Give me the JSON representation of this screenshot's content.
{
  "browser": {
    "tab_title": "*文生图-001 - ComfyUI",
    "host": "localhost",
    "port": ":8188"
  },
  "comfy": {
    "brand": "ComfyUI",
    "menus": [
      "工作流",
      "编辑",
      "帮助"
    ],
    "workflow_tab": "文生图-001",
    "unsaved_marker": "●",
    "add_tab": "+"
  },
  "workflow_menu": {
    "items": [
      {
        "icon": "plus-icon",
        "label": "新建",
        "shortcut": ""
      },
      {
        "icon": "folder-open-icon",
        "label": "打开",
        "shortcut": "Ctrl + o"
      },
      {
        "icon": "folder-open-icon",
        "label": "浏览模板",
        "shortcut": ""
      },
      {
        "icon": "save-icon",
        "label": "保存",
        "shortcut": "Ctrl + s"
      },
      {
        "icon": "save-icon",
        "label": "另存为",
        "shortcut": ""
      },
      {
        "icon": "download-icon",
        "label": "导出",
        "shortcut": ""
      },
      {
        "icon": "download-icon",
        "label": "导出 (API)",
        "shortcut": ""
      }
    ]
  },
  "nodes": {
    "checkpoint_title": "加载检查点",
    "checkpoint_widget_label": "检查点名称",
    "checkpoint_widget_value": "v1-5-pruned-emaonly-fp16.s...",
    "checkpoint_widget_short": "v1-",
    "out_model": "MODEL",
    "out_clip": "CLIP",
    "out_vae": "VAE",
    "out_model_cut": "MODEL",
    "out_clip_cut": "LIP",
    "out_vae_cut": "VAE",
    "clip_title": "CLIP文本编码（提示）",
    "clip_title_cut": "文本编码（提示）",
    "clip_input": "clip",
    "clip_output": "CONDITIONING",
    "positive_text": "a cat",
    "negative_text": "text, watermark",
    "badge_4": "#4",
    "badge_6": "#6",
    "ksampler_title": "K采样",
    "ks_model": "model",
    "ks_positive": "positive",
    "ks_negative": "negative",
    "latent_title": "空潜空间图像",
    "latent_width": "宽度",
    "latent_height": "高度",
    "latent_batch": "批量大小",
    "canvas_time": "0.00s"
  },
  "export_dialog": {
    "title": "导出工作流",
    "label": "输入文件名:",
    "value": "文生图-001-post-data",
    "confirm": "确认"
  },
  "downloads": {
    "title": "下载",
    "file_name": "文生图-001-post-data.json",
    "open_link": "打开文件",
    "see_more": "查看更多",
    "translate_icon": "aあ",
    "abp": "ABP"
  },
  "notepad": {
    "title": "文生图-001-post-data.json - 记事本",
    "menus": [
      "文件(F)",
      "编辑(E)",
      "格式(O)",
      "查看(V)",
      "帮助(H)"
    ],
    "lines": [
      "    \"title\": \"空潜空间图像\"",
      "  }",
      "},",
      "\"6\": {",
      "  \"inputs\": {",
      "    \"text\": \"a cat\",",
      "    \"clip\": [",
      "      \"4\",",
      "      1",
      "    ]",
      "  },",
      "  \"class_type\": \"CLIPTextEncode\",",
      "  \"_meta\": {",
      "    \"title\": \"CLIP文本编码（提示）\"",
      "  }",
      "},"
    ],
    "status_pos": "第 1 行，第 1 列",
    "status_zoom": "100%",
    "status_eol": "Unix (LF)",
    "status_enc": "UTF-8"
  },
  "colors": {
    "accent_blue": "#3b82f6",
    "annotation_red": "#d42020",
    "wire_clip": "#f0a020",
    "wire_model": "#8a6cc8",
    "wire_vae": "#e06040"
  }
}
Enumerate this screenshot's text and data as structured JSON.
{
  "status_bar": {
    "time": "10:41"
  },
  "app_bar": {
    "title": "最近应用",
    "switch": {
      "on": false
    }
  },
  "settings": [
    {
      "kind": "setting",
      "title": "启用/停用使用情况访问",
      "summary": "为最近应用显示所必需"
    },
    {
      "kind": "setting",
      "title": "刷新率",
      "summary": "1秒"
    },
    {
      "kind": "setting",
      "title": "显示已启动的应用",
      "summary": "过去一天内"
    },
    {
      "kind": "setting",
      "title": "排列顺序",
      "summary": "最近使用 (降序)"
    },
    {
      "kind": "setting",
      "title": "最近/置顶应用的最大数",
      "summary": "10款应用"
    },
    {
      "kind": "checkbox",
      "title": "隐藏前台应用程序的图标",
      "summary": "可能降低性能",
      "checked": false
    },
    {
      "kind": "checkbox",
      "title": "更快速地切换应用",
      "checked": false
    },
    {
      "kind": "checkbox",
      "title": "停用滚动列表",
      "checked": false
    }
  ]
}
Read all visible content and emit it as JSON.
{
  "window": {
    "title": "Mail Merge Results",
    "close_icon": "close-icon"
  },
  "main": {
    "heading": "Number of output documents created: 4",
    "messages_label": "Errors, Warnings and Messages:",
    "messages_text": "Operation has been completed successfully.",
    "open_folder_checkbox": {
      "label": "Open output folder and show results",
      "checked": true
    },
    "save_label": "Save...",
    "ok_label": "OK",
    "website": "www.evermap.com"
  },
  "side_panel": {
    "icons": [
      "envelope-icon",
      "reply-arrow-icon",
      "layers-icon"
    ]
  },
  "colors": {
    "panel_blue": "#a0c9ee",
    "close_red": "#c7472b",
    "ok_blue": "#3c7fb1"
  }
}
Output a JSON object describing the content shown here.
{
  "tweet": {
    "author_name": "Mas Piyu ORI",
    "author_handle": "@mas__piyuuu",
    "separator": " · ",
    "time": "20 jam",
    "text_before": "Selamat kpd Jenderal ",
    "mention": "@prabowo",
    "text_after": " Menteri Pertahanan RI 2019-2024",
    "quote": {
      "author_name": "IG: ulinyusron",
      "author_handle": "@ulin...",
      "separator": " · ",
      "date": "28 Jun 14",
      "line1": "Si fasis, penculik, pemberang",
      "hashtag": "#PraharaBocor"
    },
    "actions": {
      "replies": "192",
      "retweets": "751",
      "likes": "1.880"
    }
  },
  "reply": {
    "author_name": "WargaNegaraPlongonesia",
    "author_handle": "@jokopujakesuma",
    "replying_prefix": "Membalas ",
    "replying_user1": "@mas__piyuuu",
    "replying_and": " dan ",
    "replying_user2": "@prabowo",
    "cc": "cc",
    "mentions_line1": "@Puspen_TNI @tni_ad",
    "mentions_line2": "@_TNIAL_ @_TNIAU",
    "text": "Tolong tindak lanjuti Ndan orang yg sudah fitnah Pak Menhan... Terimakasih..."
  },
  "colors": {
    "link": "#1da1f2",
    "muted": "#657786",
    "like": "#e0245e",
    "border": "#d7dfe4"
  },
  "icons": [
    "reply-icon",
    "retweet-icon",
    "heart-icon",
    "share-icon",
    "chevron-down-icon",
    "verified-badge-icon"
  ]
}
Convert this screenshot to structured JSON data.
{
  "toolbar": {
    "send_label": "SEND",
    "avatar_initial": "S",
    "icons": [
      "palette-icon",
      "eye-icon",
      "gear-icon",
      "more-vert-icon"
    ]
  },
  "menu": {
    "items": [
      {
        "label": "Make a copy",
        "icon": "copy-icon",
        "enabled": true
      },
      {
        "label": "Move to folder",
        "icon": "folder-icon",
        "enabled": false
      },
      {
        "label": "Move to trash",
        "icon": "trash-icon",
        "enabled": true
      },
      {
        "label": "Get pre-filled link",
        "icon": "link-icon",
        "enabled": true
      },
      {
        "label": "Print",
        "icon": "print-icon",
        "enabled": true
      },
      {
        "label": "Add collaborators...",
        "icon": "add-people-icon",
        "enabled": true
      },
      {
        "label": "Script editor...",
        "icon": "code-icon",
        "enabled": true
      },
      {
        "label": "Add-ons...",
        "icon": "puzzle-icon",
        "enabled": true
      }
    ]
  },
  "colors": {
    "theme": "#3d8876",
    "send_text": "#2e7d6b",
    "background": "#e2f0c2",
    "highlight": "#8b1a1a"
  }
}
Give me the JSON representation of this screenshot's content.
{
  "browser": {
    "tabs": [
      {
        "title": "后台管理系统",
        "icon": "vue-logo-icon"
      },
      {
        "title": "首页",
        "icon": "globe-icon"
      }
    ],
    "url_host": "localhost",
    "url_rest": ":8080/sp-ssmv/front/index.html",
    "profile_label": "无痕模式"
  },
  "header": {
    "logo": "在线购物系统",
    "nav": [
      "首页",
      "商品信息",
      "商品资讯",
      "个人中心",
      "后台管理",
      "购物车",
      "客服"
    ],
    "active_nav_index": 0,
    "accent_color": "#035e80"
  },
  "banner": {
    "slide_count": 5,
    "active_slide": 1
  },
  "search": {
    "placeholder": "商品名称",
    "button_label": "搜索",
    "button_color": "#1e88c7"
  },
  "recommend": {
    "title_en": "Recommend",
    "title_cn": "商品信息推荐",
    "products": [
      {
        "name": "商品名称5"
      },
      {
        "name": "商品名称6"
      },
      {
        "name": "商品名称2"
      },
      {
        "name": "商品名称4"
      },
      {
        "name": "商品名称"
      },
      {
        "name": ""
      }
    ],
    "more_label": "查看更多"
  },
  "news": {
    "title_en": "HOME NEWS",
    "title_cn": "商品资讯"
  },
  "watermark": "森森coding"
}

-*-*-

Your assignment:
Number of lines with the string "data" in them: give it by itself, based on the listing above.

Result of the exercise:
5